As conversations continue about potential national investments in the career preparation ecosystem, it is essential that communications about CTE align with what matters most to families in their education, and address in detail the opportunities provided through CTE to meet those needs. Recruitment processes and communications must also address lingering stigmas, lack of knowledge and systemic barriers that have prevented learners of color, learners experiencing low income and other historically marginalized populations from participating in and fully benefiting from the potential of CTE programs. 

Today, Advance CTE released a second round of tools to help state and local CTE leaders implement updated communications research released in April 2021 on tested messages and messengers for CTE that resonate with learners and families. The research also details equity considerations and message tailoring for Black and Latinx families and families experiencing low income so that each learner feels welcomed, supported and has the means to succeed in CTE programs. 

Developing and  executing a recruitment plan can seem like a big undertaking, but Advance CTE is here with simple steps to help you get started. 

Here are five easy ways to put this research into action this summer using messages and tools from Advance CTE: 

  1. Learn the key messages that resonate with families and learners about CTE, and message tailoring considerations to reach Black and Latinx families and families experiencing low income.

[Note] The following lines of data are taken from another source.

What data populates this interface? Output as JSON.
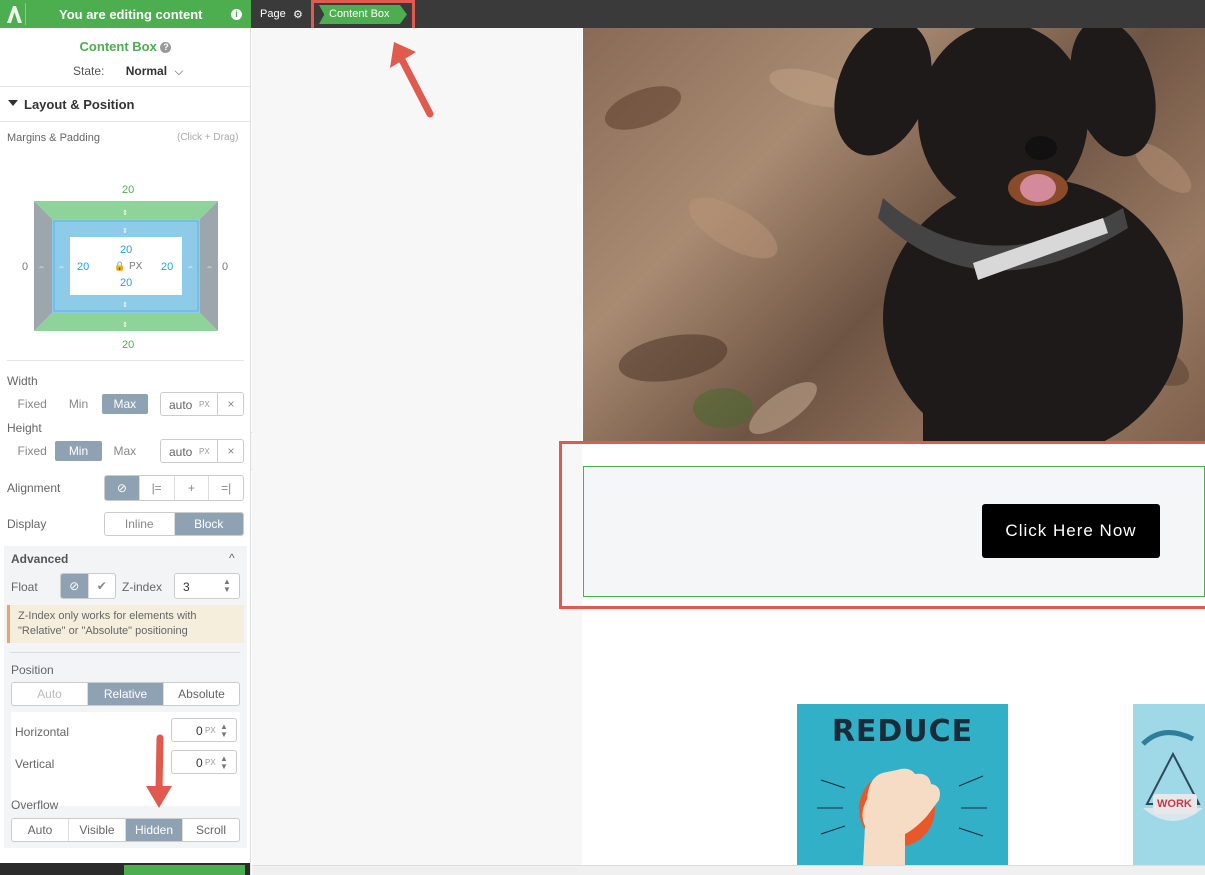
{
  "topbar": {
    "banner_text": "You are editing content",
    "info_glyph": "i",
    "page_label": "Page",
    "gear_glyph": "⚙",
    "breadcrumb_active": "Content Box"
  },
  "panel": {
    "title": "Content Box",
    "help_glyph": "?",
    "state_label": "State:",
    "state_value": "Normal",
    "state_chevron": "⌵",
    "section_title": "Layout & Position",
    "margins_label": "Margins & Padding",
    "margins_hint": "(Click + Drag)",
    "box_model": {
      "margin_top": "20",
      "margin_bottom": "20",
      "margin_left": "0",
      "margin_right": "0",
      "padding_top": "20",
      "padding_bottom": "20",
      "padding_left": "20",
      "padding_right": "20",
      "unit": "PX",
      "lock_glyph": "🔒"
    },
    "width": {
      "label": "Width",
      "options": [
        "Fixed",
        "Min",
        "Max"
      ],
      "selected": "Max",
      "value": "auto",
      "unit": "PX",
      "clear": "×"
    },
    "height": {
      "label": "Height",
      "options": [
        "Fixed",
        "Min",
        "Max"
      ],
      "selected": "Min",
      "value": "auto",
      "unit": "PX",
      "clear": "×"
    },
    "alignment": {
      "label": "Alignment",
      "icons": [
        "⊘",
        "|=",
        "+",
        "=|"
      ]
    },
    "display": {
      "label": "Display",
      "options": [
        "Inline",
        "Block"
      ],
      "selected": "Block"
    },
    "advanced": {
      "title": "Advanced",
      "collapse_glyph": "^",
      "float_label": "Float",
      "float_none_glyph": "⊘",
      "float_check_glyph": "✔",
      "zindex_label": "Z-index",
      "zindex_value": "3",
      "zindex_note": "Z-Index only works for elements with \"Relative\" or \"Absolute\" positioning",
      "position_label": "Position",
      "position_options": [
        "Auto",
        "Relative",
        "Absolute"
      ],
      "position_selected": "Relative",
      "horizontal_label": "Horizontal",
      "horizontal_value": "0",
      "vertical_label": "Vertical",
      "vertical_value": "0",
      "unit": "PX",
      "overflow_label": "Overflow",
      "overflow_options": [
        "Auto",
        "Visible",
        "Hidden",
        "Scroll"
      ],
      "overflow_selected": "Hidden"
    }
  },
  "canvas": {
    "cta_label": "Click Here Now",
    "reduce_word": "REDUCE",
    "work_word": "WORK"
  },
  "colors": {
    "accent_green": "#4cae4f",
    "highlight_red": "#e05a4e",
    "selected_gray": "#8fa2b3"
  }
}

Our core messages resource provides three top messages for all audiences and additional messages for historically  marginalized populations. 
  2. Evaluate your current communications tools, including newsletters, digital media, website and printed materials. Do the materials include these tested messages? Have steps been taken to remove barriers to each family accessing and fully understanding information about CTE programs? Our messaging card provides a starting point for effective use of messages. 
  3. Inform your colleagues about key messages, and develop a plan of action to share these messages with stakeholders to ensure consistent communication both during and after CTE recruitment season. Our newly updated communications advocacy guide provides five keys to success and a step-by-step process to develop a plan.  Advance CTE has created a ready-made slide deck and talking points that make it easy to share these findings in a 20 minute presentation.
  4. Engage your ambassadors and trusted sources to receive feedback about current recruitment practices and communications materials.  Advance CTE’s newly updated parent engagement tool provides seven steps and assessments to evaluate current practices and fully leverage your team and ambassadors in the recruitment process.
  5. Reintroduce the value and impact of CTE to families through digital media this summer as you make plans to align messaging and equitable outreach across all communication channels. Advance CTE’s social media guide and ready-to-use graphics assist leaders in navigating the differences among digital platforms and keep messages about the impact of CTE front-of-mind for families this summer.


Visit our Engaging Families and Learners web page for the full research report and list of communication and implementation resources. Visit Advance CTE’s Learning that Works Resource Center for additional resources on communication, career advisement and access and equity. 

Advance CTE is here to help leaders fully realize and leverage this research and their state and community. Email with questions or to receive assistance in putting this research into action.